Alaska Education Board is asking the state to ban transgender sports
ANCHORAGE, Alaska (AP) — The Alaska Board of Education unanimously passed a resolution calling on the state to limit the participation of transgender girls in girls’ school sports.
The resolution, passed Thursday, requires the Alaska Department of Education and Early Development to establish two athletic departments, one for athletes whose sex is female at birth and the other for students of all genders, the Anchorage Daily News reported.
The resolution was placed on the board’s last-minute agenda at the end of a three-day meeting in Juneau. It was unanimously supported by the eight members, the study advisor abstained.
Billy Strickland, the director of the Alaska School Activities Association, said the resolution is consistent with what members of Republican Gov. Mike Dunleavy’s administration previously discussed with him. He said they wanted to create three divisions: boys, girls and a mixed division that would allow transgender athletes.
Strickland said there aren’t enough transgender athletes in Alaska to accommodate a third division. In fact, he said he only knew one transgender athlete in the nine years he’s headed the federation.
A statement emailed by Dunleavy’s office on Friday said girls playing in same-sex leagues should play against other girls.
“If a person who was born a male but feels out of place because of their gender identity playing in an all-boys league, the solution is not to allow them to compete against girls, but rather to allow them more opportunities to compete together create learning. “, the statement said. “It is time to seriously consider interscholastic mixed sports so that all students can compete at the highest level.”
Only the Matanuska-Susitna Borough School Board in Alaska has restricted participation by transgender athletes, Strickland said. School boards or districts set their policies, and most have not addressed the issue. In some football or hockey teams, girls often play alongside boys.
A message requesting a copy of the state board’s resolution was not immediately returned to The Associated Press on Friday. But a copy provided to the Anchorage newspaper called on the activities association to protect “the integrity of high school girls’ sports.”
“We are making a statement to keep girls’ sport safe, competitive and fair, that’s all,” CEO James Fields told the Daily News.
State Senator Loki Tobin, an Anchorage Democrat who chairs the Senate Education Committee, said she was concerned the board had violated its requirement to allow the public to comment on resolutions before a vote. She also raised concerns that the resolution could violate the Alaskan Constitution’s right to privacy.
The legislature may revoke proposed regulations for any state department.
“My primary concern is that I’m the chair of the state Senate Education Committee,” Tobin said. “I am concerned that the process has simply not been followed and we have not been able to make our public comment on the matter.”
Dunleavy proposed legislation earlier this month that would require students to use bathrooms and locker rooms according to their gender assigned at birth, the newspaper reported. It would also require parental consent for students to change their name or pronouns they use in school. Lawmakers did not vote on the bill.

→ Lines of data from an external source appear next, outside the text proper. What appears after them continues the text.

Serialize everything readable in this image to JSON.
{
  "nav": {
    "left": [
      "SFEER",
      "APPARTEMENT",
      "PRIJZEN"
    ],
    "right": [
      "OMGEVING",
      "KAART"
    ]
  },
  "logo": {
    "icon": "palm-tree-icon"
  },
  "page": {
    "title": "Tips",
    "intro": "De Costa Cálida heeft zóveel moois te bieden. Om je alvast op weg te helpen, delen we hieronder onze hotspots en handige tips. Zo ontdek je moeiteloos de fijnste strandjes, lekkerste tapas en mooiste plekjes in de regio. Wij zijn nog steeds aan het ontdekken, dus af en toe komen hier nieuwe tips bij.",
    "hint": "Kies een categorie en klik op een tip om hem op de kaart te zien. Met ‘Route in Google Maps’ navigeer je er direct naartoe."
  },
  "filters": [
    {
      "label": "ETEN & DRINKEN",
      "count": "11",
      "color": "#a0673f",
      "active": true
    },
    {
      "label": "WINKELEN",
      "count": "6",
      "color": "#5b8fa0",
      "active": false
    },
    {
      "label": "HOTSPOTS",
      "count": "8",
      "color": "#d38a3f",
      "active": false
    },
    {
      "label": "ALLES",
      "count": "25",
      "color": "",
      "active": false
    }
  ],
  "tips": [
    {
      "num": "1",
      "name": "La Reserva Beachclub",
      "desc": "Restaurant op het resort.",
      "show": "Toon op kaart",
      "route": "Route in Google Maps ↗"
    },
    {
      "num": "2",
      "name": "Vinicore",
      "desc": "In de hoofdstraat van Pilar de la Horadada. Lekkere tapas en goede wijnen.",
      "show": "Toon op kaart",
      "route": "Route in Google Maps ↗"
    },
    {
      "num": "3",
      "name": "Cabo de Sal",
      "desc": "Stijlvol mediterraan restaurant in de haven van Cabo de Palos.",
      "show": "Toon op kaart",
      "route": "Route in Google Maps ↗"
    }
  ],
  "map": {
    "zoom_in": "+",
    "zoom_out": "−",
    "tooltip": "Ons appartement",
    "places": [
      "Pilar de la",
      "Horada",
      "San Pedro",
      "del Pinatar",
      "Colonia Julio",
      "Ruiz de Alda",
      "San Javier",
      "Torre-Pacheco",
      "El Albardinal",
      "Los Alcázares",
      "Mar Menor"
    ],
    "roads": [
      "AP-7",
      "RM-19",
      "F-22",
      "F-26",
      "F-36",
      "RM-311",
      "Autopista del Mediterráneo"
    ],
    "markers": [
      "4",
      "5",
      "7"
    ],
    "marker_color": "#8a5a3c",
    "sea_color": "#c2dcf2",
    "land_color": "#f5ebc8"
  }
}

Another bill that would reserve athletic departments for boys and girls and create a separate co-education department was also not heard.
The Alaska State Senate has a bipartisan majority and has announced it will avoid this session on contentious issues, including those affecting LGBTQ+ people.
The Associated Press